|U.S. Classification||310/249, 310/245|
|Cooperative Classification||H01R39/58, G01N3/56|
|European Classification||H01R39/58, G01N3/56|
|14 Dec 1981||AS||Assignment|
Owner name: MORGANITE INCORPORATED, P.O. BOX 347, 401 NORTH AS
Free format text: ASSIGNMENT OF ASSIGNORS INTEREST.;ASSIGNOR:MAYER, LEONARD C.;REEL/FRAME:003968/0631
Effective date: 19811209
|20 Feb 1989||FPAY||Fee payment|
Year of fee payment: 4
|22 Aug 1993||LAPS||Lapse for failure to pay maintenance fees|

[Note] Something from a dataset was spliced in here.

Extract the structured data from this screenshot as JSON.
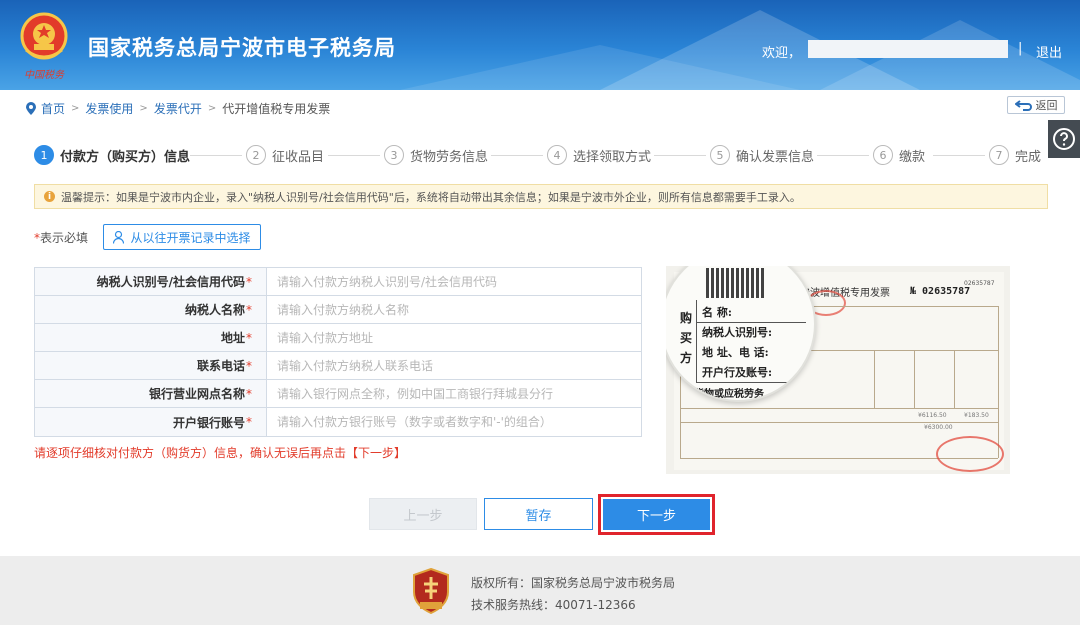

|9 Nov 1993||FP||Expired due to failure to pay maintenance fee|
Effective date: 19930822